BMW Color Changing Car unveiled at CES 2022
In the vein of a James Bond movie, BMW has created a color-changing vehicle that works in the real world.
In an innovative system called ‘iX Flow’, the customizable, totally electric BMW iX will make its debut at CES 2022 with body panels built from E Ink displays, the same technology as in Kindle e-readers.
Once the E Ink panels are mounted to the vehicle, a protective layer is applied to keep them from being damaged by the weather.
The virtual BMW iX that was shown was white at one point, then black, and then white again. Although the car’s exterior has a triangle design when white, it nevertheless makes a strong impression.
This is most likely owing to the car’s panels’ physical makeup, which makes it harder to see from a distance.
It is now possible to change a vehicle’s colour from black to white in a demo, but BMW believes that other colours are achievable, allowing for greater variation in the future.
Future applications of this technology will go beyond simply altering the color of the car’s exterior.
To give a car a unique look, BMW says the technology may be applied to certain parts of the vehicle, such as the grille or license plates (although there would be numerous legal limitations here).
Another benefit for EV owners would be the ability to have information about their vehicle’s charge status displayed on the outside of their vehicle, similar to what you see on an e-reader.
It’s no secret that e-ink panels are popular in the electronics industry, but they’ve also been used in wearables, smartphones, tablets, and more.
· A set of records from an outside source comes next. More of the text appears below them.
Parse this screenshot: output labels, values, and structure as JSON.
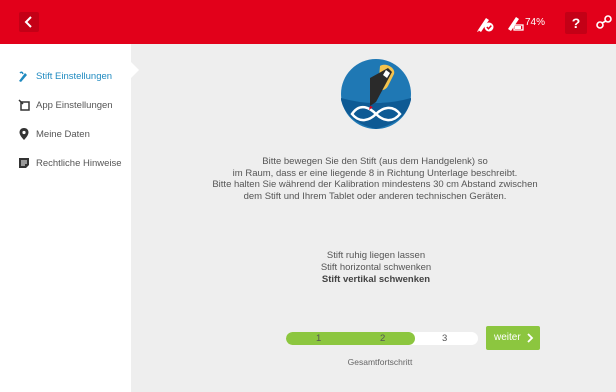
{
  "topbar": {
    "battery_percent": "74%",
    "help_label": "?"
  },
  "sidebar": {
    "items": [
      {
        "label": "Stift Einstellungen",
        "icon": "pen-settings-icon",
        "active": true
      },
      {
        "label": "App Einstellungen",
        "icon": "app-settings-icon",
        "active": false
      },
      {
        "label": "Meine Daten",
        "icon": "location-pin-icon",
        "active": false
      },
      {
        "label": "Rechtliche Hinweise",
        "icon": "document-icon",
        "active": false
      }
    ]
  },
  "main": {
    "instructions": [
      "Bitte bewegen Sie den Stift (aus dem Handgelenk) so",
      "im Raum, dass er eine liegende 8 in Richtung Unterlage beschreibt.",
      "Bitte halten Sie während der Kalibration mindestens 30 cm Abstand zwischen",
      "dem Stift und Ihrem Tablet oder anderen technischen Geräten."
    ],
    "steps": [
      "Stift ruhig liegen lassen",
      "Stift horizontal schwenken",
      "Stift vertikal schwenken"
    ],
    "progress": {
      "step_labels": [
        "1",
        "2",
        "3"
      ],
      "completed_fraction": 0.67,
      "caption": "Gesamtfortschritt"
    },
    "next_label": "weiter"
  },
  "colors": {
    "accent_red": "#e2001a",
    "sidebar_active": "#1f8ac0",
    "progress_green": "#8cc63f"
  }
}
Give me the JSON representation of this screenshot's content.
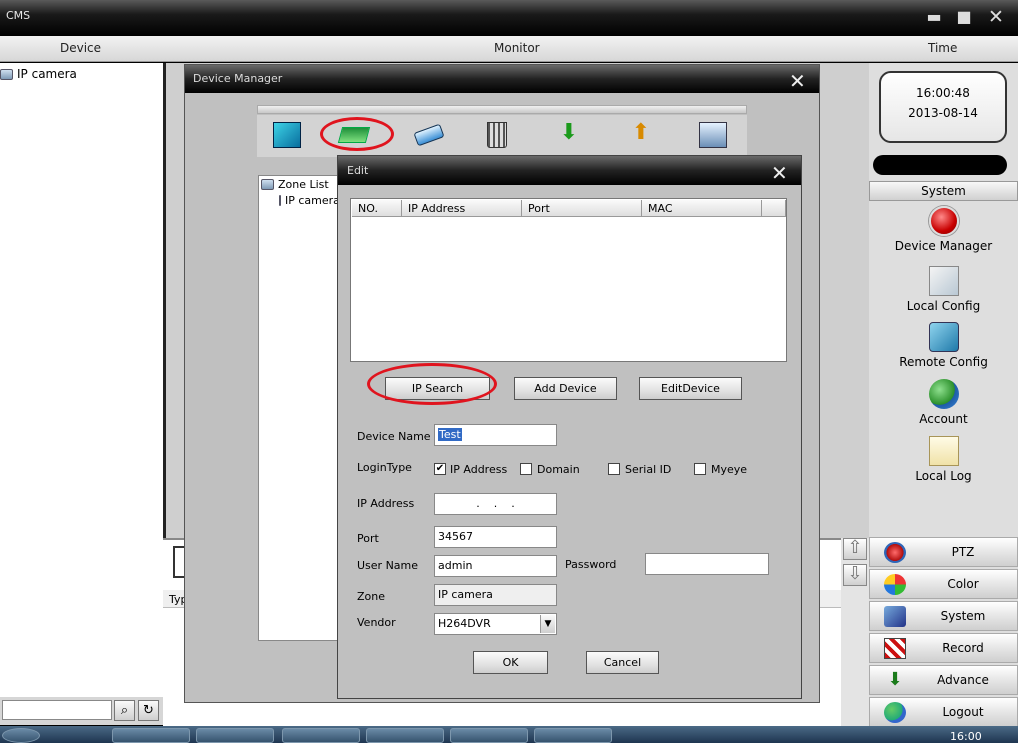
{
  "app": {
    "title": "CMS"
  },
  "header": {
    "device": "Device",
    "monitor": "Monitor",
    "time": "Time"
  },
  "device_tree": {
    "items": [
      {
        "label": "IP camera"
      }
    ]
  },
  "clock": {
    "time": "16:00:48",
    "date": "2013-08-14"
  },
  "right_panel": {
    "section_title": "System",
    "items": [
      {
        "label": "Device Manager",
        "icon": "device-manager-icon"
      },
      {
        "label": "Local Config",
        "icon": "local-config-icon"
      },
      {
        "label": "Remote Config",
        "icon": "remote-config-icon"
      },
      {
        "label": "Account",
        "icon": "account-icon"
      },
      {
        "label": "Local Log",
        "icon": "local-log-icon"
      }
    ],
    "buttons": [
      {
        "label": "PTZ",
        "icon": "ptz-icon"
      },
      {
        "label": "Color",
        "icon": "color-icon"
      },
      {
        "label": "System",
        "icon": "system-icon"
      },
      {
        "label": "Record",
        "icon": "record-icon"
      },
      {
        "label": "Advance",
        "icon": "advance-icon"
      },
      {
        "label": "Logout",
        "icon": "logout-icon"
      }
    ]
  },
  "lower_panel": {
    "column_header": "Typ"
  },
  "device_manager": {
    "title": "Device Manager",
    "zone_list": {
      "root": "Zone List",
      "child": "IP camera"
    }
  },
  "edit_dialog": {
    "title": "Edit",
    "table": {
      "columns": [
        "NO.",
        "IP Address",
        "Port",
        "MAC"
      ],
      "rows": []
    },
    "buttons": {
      "ip_search": "IP Search",
      "add_device": "Add Device",
      "edit_device": "EditDevice",
      "ok": "OK",
      "cancel": "Cancel"
    },
    "fields": {
      "device_name_label": "Device Name",
      "device_name_value": "Test",
      "login_type_label": "LoginType",
      "login_types": [
        {
          "label": "IP Address",
          "checked": true
        },
        {
          "label": "Domain",
          "checked": false
        },
        {
          "label": "Serial ID",
          "checked": false
        },
        {
          "label": "Myeye",
          "checked": false
        }
      ],
      "ip_address_label": "IP Address",
      "ip_address_value": ".    .    .",
      "port_label": "Port",
      "port_value": "34567",
      "user_name_label": "User Name",
      "user_name_value": "admin",
      "password_label": "Password",
      "password_value": "",
      "zone_label": "Zone",
      "zone_value": "IP camera",
      "vendor_label": "Vendor",
      "vendor_value": "H264DVR"
    }
  },
  "taskbar": {
    "clock": "16:00"
  },
  "colors": {
    "titlebar": "#000000",
    "highlight": "#e0141e",
    "selection": "#316ac5"
  }
}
E Ink is a highly versatile and flexible substance that can be sliced into multiple forms and hole-punched, making it excellent for covering the odd angles of a vehicle.
Colors may be summoned to the surface by passing a current through the panels, which contain a number of transparent capsules containing color pigments. Despite the fact that it sounds like it could use a lot of electricity, this is not the case.
Only a very small amount of energy is needed to transition hues, and none is needed to maintain a color in place. If you’re worried that the feature may drain your EV battery and reduce your vehicle’s range, you shouldn’t be.
Is this something we’ll see on a car that will be available to the general public in the future? BMW hasn’t ruled out the possibility of using the technology, citing encouraging early results.
As E Ink is a relatively simple material, BMW thinks it’s a good bet that it will be feasible.